§ **What you will do**
Repeat each entry exactly. Drop every image.

+-------+

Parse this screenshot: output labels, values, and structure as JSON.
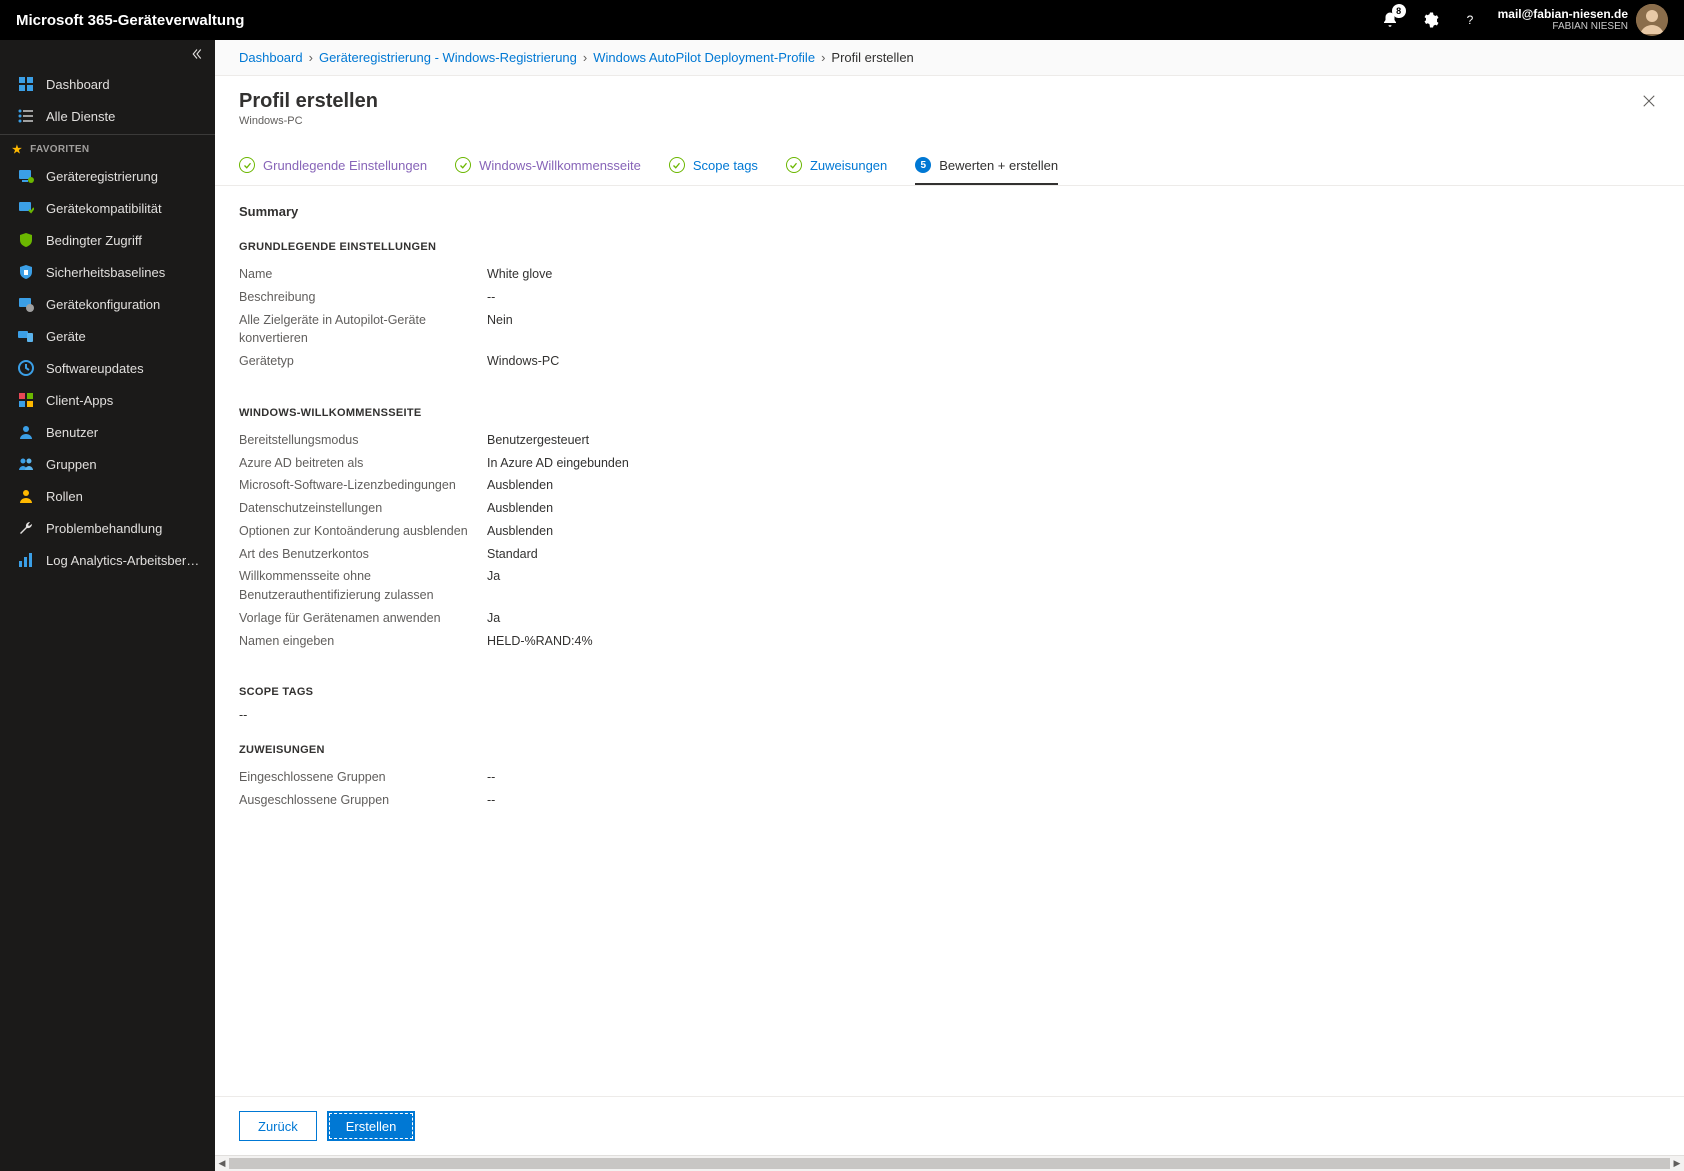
{
  "topbar": {
    "brand": "Microsoft 365-Geräteverwaltung",
    "notification_count": "8",
    "user_email": "mail@fabian-niesen.de",
    "user_name": "FABIAN NIESEN"
  },
  "sidebar": {
    "dashboard": "Dashboard",
    "all_services": "Alle Dienste",
    "favorites_header": "FAVORITEN",
    "items": [
      "Geräteregistrierung",
      "Gerätekompatibilität",
      "Bedingter Zugriff",
      "Sicherheitsbaselines",
      "Gerätekonfiguration",
      "Geräte",
      "Softwareupdates",
      "Client-Apps",
      "Benutzer",
      "Gruppen",
      "Rollen",
      "Problembehandlung",
      "Log Analytics-Arbeitsbereic..."
    ]
  },
  "breadcrumb": {
    "items": [
      "Dashboard",
      "Geräteregistrierung - Windows-Registrierung",
      "Windows AutoPilot Deployment-Profile"
    ],
    "current": "Profil erstellen"
  },
  "blade": {
    "title": "Profil erstellen",
    "subtitle": "Windows-PC"
  },
  "tabs": {
    "t0": "Grundlegende Einstellungen",
    "t1": "Windows-Willkommensseite",
    "t2": "Scope tags",
    "t3": "Zuweisungen",
    "t4_num": "5",
    "t4": "Bewerten + erstellen"
  },
  "summary": {
    "heading": "Summary",
    "section1": "GRUNDLEGENDE EINSTELLUNGEN",
    "s1": [
      {
        "k": "Name",
        "v": "White glove"
      },
      {
        "k": "Beschreibung",
        "v": "--"
      },
      {
        "k": "Alle Zielgeräte in Autopilot-Geräte konvertieren",
        "v": "Nein"
      },
      {
        "k": "Gerätetyp",
        "v": "Windows-PC"
      }
    ],
    "section2": "WINDOWS-WILLKOMMENSSEITE",
    "s2": [
      {
        "k": "Bereitstellungsmodus",
        "v": "Benutzergesteuert"
      },
      {
        "k": "Azure AD beitreten als",
        "v": "In Azure AD eingebunden"
      },
      {
        "k": "Microsoft-Software-Lizenzbedingungen",
        "v": "Ausblenden"
      },
      {
        "k": "Datenschutzeinstellungen",
        "v": "Ausblenden"
      },
      {
        "k": "Optionen zur Kontoänderung ausblenden",
        "v": "Ausblenden"
      },
      {
        "k": "Art des Benutzerkontos",
        "v": "Standard"
      },
      {
        "k": "Willkommensseite ohne Benutzerauthentifizierung zulassen",
        "v": "Ja"
      },
      {
        "k": "Vorlage für Gerätenamen anwenden",
        "v": "Ja"
      },
      {
        "k": "Namen eingeben",
        "v": "HELD-%RAND:4%"
      }
    ],
    "section3": "SCOPE TAGS",
    "scope_value": "--",
    "section4": "ZUWEISUNGEN",
    "s4": [
      {
        "k": "Eingeschlossene Gruppen",
        "v": "--"
      },
      {
        "k": "Ausgeschlossene Gruppen",
        "v": "--"
      }
    ]
  },
  "footer": {
    "back": "Zurück",
    "create": "Erstellen"
  }
}
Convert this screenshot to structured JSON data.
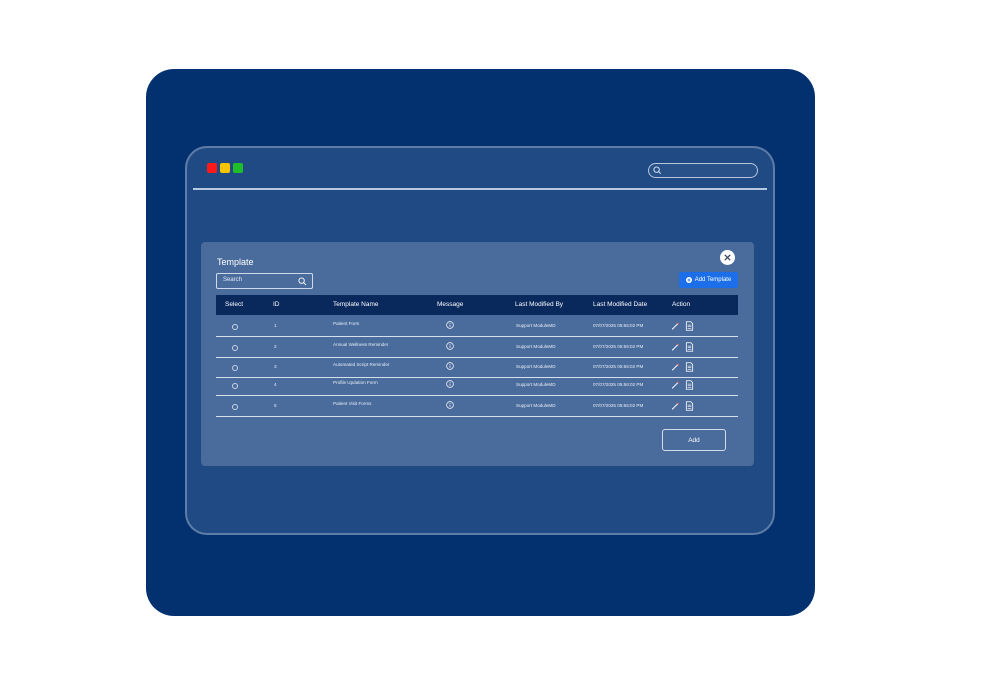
{
  "window": {
    "traffic_lights": [
      {
        "name": "close",
        "color": "#ff1a1a"
      },
      {
        "name": "minimize",
        "color": "#f5c400"
      },
      {
        "name": "maximize",
        "color": "#1fbf2a"
      }
    ],
    "search_placeholder": ""
  },
  "panel": {
    "title": "Template",
    "search_placeholder": "Search",
    "add_template_label": "Add Template",
    "add_button_label": "Add",
    "columns": [
      "Select",
      "ID",
      "Template Name",
      "Message",
      "Last Modified By",
      "Last Modified Date",
      "Action"
    ],
    "rows": [
      {
        "id": "1",
        "name": "Patient Form",
        "modified_by": "Support ModuleMD",
        "modified_date": "07/07/2025 05:56:02 PM"
      },
      {
        "id": "2",
        "name": "Annual Wellness Reminder",
        "modified_by": "Support ModuleMD",
        "modified_date": "07/07/2025 05:56:02 PM"
      },
      {
        "id": "3",
        "name": "Automated Script Reminder",
        "modified_by": "Support ModuleMD",
        "modified_date": "07/07/2025 05:56:02 PM"
      },
      {
        "id": "4",
        "name": "Profile Updation Form",
        "modified_by": "Support ModuleMD",
        "modified_date": "07/07/2025 05:56:02 PM"
      },
      {
        "id": "5",
        "name": "Patient Visit Forms",
        "modified_by": "Support ModuleMD",
        "modified_date": "07/07/2025 05:56:02 PM"
      }
    ]
  },
  "icons": {
    "search": "search-icon",
    "close": "close-icon",
    "plus": "plus-circle-icon",
    "info": "info-icon",
    "edit": "pencil-icon",
    "document": "document-icon"
  },
  "colors": {
    "background_frame": "#03316f",
    "window": "#1f4a84",
    "panel": "#4a6c9c",
    "table_header": "#09285c",
    "primary_button": "#1c6fe8"
  }
}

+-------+

§ **Response area**
Parse this screenshot: output labels, values, and structure as JSON.
{
  "topbar": {
    "brand": "Microsoft 365-Geräteverwaltung",
    "notification_count": "8",
    "user_email": "mail@fabian-niesen.de",
    "user_name": "FABIAN NIESEN"
  },
  "sidebar": {
    "dashboard": "Dashboard",
    "all_services": "Alle Dienste",
    "favorites_header": "FAVORITEN",
    "items": [
      "Geräteregistrierung",
      "Gerätekompatibilität",
      "Bedingter Zugriff",
      "Sicherheitsbaselines",
      "Gerätekonfiguration",
      "Geräte",
      "Softwareupdates",
      "Client-Apps",
      "Benutzer",
      "Gruppen",
      "Rollen",
      "Problembehandlung",
      "Log Analytics-Arbeitsbereic..."
    ]
  },
  "breadcrumb": {
    "items": [
      "Dashboard",
      "Geräteregistrierung - Windows-Registrierung",
      "Windows AutoPilot Deployment-Profile"
    ],
    "current": "Profil erstellen"
  },
  "blade": {
    "title": "Profil erstellen",
    "subtitle": "Windows-PC"
  },
  "tabs": {
    "t0": "Grundlegende Einstellungen",
    "t1": "Windows-Willkommensseite",
    "t2": "Scope tags",
    "t3": "Zuweisungen",
    "t4_num": "5",
    "t4": "Bewerten + erstellen"
  },
  "summary": {
    "heading": "Summary",
    "section1": "GRUNDLEGENDE EINSTELLUNGEN",
    "s1": [
      {
        "k": "Name",
        "v": "White glove"
      },
      {
        "k": "Beschreibung",
        "v": "--"
      },
      {
        "k": "Alle Zielgeräte in Autopilot-Geräte konvertieren",
        "v": "Nein"
      },
      {
        "k": "Gerätetyp",
        "v": "Windows-PC"
      }
    ],
    "section2": "WINDOWS-WILLKOMMENSSEITE",
    "s2": [
      {
        "k": "Bereitstellungsmodus",
        "v": "Benutzergesteuert"
      },
      {
        "k": "Azure AD beitreten als",
        "v": "In Azure AD eingebunden"
      },
      {
        "k": "Microsoft-Software-Lizenzbedingungen",
        "v": "Ausblenden"
      },
      {
        "k": "Datenschutzeinstellungen",
        "v": "Ausblenden"
      },
      {
        "k": "Optionen zur Kontoänderung ausblenden",
        "v": "Ausblenden"
      },
      {
        "k": "Art des Benutzerkontos",
        "v": "Standard"
      },
      {
        "k": "Willkommensseite ohne Benutzerauthentifizierung zulassen",
        "v": "Ja"
      },
      {
        "k": "Vorlage für Gerätenamen anwenden",
        "v": "Ja"
      },
      {
        "k": "Namen eingeben",
        "v": "HELD-%RAND:4%"
      }
    ],
    "section3": "SCOPE TAGS",
    "scope_value": "--",
    "section4": "ZUWEISUNGEN",
    "s4": [
      {
        "k": "Eingeschlossene Gruppen",
        "v": "--"
      },
      {
        "k": "Ausgeschlossene Gruppen",
        "v": "--"
      }
    ]
  },
  "footer": {
    "back": "Zurück",
    "create": "Erstellen"
  }
}
Convert this screenshot to structured JSON data.
{
  "window": {
    "traffic_lights": [
      {
        "name": "close",
        "color": "#ff1a1a"
      },
      {
        "name": "minimize",
        "color": "#f5c400"
      },
      {
        "name": "maximize",
        "color": "#1fbf2a"
      }
    ],
    "search_placeholder": ""
  },
  "panel": {
    "title": "Template",
    "search_placeholder": "Search",
    "add_template_label": "Add Template",
    "add_button_label": "Add",
    "columns": [
      "Select",
      "ID",
      "Template Name",
      "Message",
      "Last Modified By",
      "Last Modified Date",
      "Action"
    ],
    "rows": [
      {
        "id": "1",
        "name": "Patient Form",
        "modified_by": "Support ModuleMD",
        "modified_date": "07/07/2025 05:56:02 PM"
      },
      {
        "id": "2",
        "name": "Annual Wellness Reminder",
        "modified_by": "Support ModuleMD",
        "modified_date": "07/07/2025 05:56:02 PM"
      },
      {
        "id": "3",
        "name": "Automated Script Reminder",
        "modified_by": "Support ModuleMD",
        "modified_date": "07/07/2025 05:56:02 PM"
      },
      {
        "id": "4",
        "name": "Profile Updation Form",
        "modified_by": "Support ModuleMD",
        "modified_date": "07/07/2025 05:56:02 PM"
      },
      {
        "id": "5",
        "name": "Patient Visit Forms",
        "modified_by": "Support ModuleMD",
        "modified_date": "07/07/2025 05:56:02 PM"
      }
    ]
  },
  "icons": {
    "search": "search-icon",
    "close": "close-icon",
    "plus": "plus-circle-icon",
    "info": "info-icon",
    "edit": "pencil-icon",
    "document": "document-icon"
  },
  "colors": {
    "background_frame": "#03316f",
    "window": "#1f4a84",
    "panel": "#4a6c9c",
    "table_header": "#09285c",
    "primary_button": "#1c6fe8"
  }
}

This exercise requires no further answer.